The sweeping purge has already seen thousands of people in influential posts in security, judiciary and education services arrested or dismissed for allegedly having ties to Turkish cleric Fethullah Gulen, who Ankara believes was the mastermind behind the failed coup.
On Saturday, 10,000 more teachers, health workers and academics were sacked by the government of Turkey on the same grounds.
The state of emergency which was imposed on the country right after the attempted coup gave Erdogan's government more control of the country's media and educational institutions.

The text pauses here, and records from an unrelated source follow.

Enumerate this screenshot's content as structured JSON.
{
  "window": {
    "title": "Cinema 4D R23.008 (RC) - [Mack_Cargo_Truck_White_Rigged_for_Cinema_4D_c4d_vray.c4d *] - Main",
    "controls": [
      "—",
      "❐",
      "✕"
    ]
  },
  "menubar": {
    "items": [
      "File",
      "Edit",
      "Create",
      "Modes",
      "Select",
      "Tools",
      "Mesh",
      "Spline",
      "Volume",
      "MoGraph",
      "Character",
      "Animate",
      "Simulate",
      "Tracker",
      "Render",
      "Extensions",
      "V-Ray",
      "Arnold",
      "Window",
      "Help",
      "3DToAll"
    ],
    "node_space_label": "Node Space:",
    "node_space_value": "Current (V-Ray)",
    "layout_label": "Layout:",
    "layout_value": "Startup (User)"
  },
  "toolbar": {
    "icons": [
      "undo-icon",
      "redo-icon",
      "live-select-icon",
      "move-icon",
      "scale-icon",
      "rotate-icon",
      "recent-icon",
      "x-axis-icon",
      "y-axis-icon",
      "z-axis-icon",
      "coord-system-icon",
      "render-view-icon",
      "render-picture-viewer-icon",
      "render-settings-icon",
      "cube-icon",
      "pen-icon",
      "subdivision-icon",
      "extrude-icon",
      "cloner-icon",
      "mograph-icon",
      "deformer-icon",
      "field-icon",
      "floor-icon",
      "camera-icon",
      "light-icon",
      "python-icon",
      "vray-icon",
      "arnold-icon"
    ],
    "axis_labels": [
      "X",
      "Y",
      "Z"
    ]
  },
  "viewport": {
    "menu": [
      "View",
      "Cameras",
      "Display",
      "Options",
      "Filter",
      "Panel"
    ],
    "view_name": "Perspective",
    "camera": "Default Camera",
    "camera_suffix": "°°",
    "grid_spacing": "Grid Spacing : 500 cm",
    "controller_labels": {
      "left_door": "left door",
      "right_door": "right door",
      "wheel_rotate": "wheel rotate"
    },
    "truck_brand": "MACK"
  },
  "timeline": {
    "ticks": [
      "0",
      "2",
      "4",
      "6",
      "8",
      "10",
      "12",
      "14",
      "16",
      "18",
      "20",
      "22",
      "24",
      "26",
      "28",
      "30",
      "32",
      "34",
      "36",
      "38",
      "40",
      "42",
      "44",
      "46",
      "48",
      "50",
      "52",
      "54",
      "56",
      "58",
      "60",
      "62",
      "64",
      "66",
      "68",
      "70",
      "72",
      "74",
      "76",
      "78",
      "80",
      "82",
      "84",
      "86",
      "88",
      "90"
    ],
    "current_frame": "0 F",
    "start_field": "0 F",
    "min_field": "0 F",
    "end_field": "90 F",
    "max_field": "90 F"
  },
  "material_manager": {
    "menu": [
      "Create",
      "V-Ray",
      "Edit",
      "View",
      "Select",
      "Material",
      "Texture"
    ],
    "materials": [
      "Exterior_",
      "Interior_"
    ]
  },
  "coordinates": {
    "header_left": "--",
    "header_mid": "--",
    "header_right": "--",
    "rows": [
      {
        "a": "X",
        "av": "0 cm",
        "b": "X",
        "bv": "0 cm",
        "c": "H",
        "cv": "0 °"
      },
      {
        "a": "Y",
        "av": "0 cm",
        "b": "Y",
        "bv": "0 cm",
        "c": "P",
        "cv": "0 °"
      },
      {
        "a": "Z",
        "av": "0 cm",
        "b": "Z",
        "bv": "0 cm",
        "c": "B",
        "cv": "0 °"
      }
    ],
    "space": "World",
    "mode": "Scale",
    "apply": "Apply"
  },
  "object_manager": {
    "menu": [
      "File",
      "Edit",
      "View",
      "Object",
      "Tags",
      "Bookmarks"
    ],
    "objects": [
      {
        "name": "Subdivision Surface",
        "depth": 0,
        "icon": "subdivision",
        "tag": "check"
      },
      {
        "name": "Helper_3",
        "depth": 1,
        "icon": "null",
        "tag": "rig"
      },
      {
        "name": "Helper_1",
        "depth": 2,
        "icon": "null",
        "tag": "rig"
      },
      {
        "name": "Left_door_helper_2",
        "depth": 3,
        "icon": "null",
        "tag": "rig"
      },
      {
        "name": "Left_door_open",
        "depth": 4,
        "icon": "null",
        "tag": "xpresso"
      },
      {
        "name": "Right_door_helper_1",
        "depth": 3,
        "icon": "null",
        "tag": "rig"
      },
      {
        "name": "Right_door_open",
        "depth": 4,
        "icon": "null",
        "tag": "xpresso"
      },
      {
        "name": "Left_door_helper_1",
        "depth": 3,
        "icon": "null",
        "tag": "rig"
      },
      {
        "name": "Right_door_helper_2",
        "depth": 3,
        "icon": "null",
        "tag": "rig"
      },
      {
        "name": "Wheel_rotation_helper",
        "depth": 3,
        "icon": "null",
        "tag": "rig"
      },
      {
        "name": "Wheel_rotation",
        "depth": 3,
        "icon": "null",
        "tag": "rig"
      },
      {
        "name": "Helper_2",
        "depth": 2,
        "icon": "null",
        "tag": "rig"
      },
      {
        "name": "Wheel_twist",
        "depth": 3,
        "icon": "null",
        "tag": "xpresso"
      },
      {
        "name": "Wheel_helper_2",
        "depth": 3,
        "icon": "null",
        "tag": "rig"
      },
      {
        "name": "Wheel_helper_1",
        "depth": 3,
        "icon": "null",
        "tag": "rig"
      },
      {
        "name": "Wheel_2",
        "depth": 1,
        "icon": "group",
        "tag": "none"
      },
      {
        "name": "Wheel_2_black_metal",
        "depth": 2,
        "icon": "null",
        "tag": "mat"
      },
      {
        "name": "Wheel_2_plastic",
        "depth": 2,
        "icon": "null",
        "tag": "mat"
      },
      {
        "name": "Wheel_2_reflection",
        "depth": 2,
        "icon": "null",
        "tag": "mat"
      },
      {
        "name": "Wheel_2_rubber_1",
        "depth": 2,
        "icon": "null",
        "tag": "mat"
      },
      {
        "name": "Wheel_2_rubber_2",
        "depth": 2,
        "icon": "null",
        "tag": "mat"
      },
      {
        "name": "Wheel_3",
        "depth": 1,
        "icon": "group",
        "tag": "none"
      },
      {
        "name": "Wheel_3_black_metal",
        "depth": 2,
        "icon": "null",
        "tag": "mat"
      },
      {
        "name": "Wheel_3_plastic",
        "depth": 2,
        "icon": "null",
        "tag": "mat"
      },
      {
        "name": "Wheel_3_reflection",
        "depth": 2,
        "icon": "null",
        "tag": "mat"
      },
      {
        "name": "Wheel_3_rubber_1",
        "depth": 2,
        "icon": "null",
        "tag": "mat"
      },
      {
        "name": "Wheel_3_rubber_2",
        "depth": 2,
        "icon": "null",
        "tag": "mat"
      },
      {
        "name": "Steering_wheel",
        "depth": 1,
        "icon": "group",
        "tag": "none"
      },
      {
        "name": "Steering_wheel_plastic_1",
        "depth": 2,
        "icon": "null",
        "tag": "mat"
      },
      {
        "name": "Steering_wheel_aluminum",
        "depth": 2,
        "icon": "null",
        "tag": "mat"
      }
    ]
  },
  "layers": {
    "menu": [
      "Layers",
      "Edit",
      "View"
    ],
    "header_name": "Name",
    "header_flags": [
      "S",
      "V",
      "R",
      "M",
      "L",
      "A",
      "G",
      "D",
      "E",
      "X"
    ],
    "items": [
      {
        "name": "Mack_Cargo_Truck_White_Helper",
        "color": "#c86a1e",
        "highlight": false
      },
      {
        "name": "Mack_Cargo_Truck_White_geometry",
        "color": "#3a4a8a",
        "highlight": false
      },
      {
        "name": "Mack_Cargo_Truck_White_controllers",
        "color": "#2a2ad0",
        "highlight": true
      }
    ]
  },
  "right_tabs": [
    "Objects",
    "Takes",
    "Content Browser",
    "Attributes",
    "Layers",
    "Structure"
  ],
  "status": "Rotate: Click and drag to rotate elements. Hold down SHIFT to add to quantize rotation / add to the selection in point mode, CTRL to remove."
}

A total of 10 newspapers, two news agencies and three magazines were additionally shut down on Saturday, according to a decree published in the Official Gazette, with most of the media outlets centered in the predominantly Kurdish southeast.
The new rules also allow Erdogan to directly appoint rectors to universities in Turkey based on a pool of candidates selected by the High Education Board.

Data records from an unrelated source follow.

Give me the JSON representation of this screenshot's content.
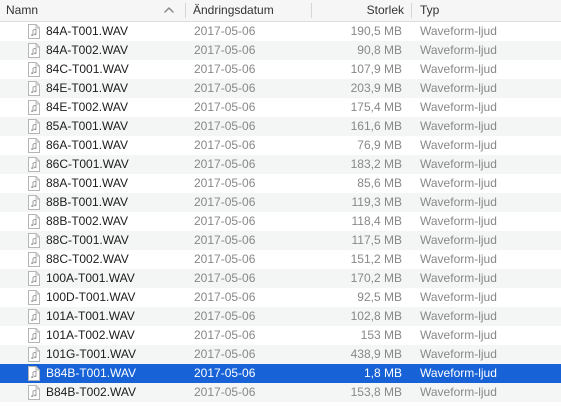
{
  "columns": {
    "name": "Namn",
    "modified": "Ändringsdatum",
    "size": "Storlek",
    "kind": "Typ"
  },
  "sort_icon": "chevron-up-icon",
  "file_icon": "audio-file-icon",
  "colors": {
    "selection": "#1762d6",
    "stripe": "#f4f5f5",
    "secondary_text": "#888888"
  },
  "files": [
    {
      "name": "84A-T001.WAV",
      "modified": "2017-05-06",
      "size": "190,5 MB",
      "kind": "Waveform-ljud"
    },
    {
      "name": "84A-T002.WAV",
      "modified": "2017-05-06",
      "size": "90,8 MB",
      "kind": "Waveform-ljud"
    },
    {
      "name": "84C-T001.WAV",
      "modified": "2017-05-06",
      "size": "107,9 MB",
      "kind": "Waveform-ljud"
    },
    {
      "name": "84E-T001.WAV",
      "modified": "2017-05-06",
      "size": "203,9 MB",
      "kind": "Waveform-ljud"
    },
    {
      "name": "84E-T002.WAV",
      "modified": "2017-05-06",
      "size": "175,4 MB",
      "kind": "Waveform-ljud"
    },
    {
      "name": "85A-T001.WAV",
      "modified": "2017-05-06",
      "size": "161,6 MB",
      "kind": "Waveform-ljud"
    },
    {
      "name": "86A-T001.WAV",
      "modified": "2017-05-06",
      "size": "76,9 MB",
      "kind": "Waveform-ljud"
    },
    {
      "name": "86C-T001.WAV",
      "modified": "2017-05-06",
      "size": "183,2 MB",
      "kind": "Waveform-ljud"
    },
    {
      "name": "88A-T001.WAV",
      "modified": "2017-05-06",
      "size": "85,6 MB",
      "kind": "Waveform-ljud"
    },
    {
      "name": "88B-T001.WAV",
      "modified": "2017-05-06",
      "size": "119,3 MB",
      "kind": "Waveform-ljud"
    },
    {
      "name": "88B-T002.WAV",
      "modified": "2017-05-06",
      "size": "118,4 MB",
      "kind": "Waveform-ljud"
    },
    {
      "name": "88C-T001.WAV",
      "modified": "2017-05-06",
      "size": "117,5 MB",
      "kind": "Waveform-ljud"
    },
    {
      "name": "88C-T002.WAV",
      "modified": "2017-05-06",
      "size": "151,2 MB",
      "kind": "Waveform-ljud"
    },
    {
      "name": "100A-T001.WAV",
      "modified": "2017-05-06",
      "size": "170,2 MB",
      "kind": "Waveform-ljud"
    },
    {
      "name": "100D-T001.WAV",
      "modified": "2017-05-06",
      "size": "92,5 MB",
      "kind": "Waveform-ljud"
    },
    {
      "name": "101A-T001.WAV",
      "modified": "2017-05-06",
      "size": "102,8 MB",
      "kind": "Waveform-ljud"
    },
    {
      "name": "101A-T002.WAV",
      "modified": "2017-05-06",
      "size": "153 MB",
      "kind": "Waveform-ljud"
    },
    {
      "name": "101G-T001.WAV",
      "modified": "2017-05-06",
      "size": "438,9 MB",
      "kind": "Waveform-ljud"
    },
    {
      "name": "B84B-T001.WAV",
      "modified": "2017-05-06",
      "size": "1,8 MB",
      "kind": "Waveform-ljud",
      "selected": true
    },
    {
      "name": "B84B-T002.WAV",
      "modified": "2017-05-06",
      "size": "153,8 MB",
      "kind": "Waveform-ljud"
    }
  ]
}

In mid-July, a faction of Turkey's armed forces tried to overthrow Erdogan over what they claimed was his attempt to destroy Turkish secularism. More than 240 people were killed and an estimated 2,000 were wounded in the attempted coup, which was suppressed the following day.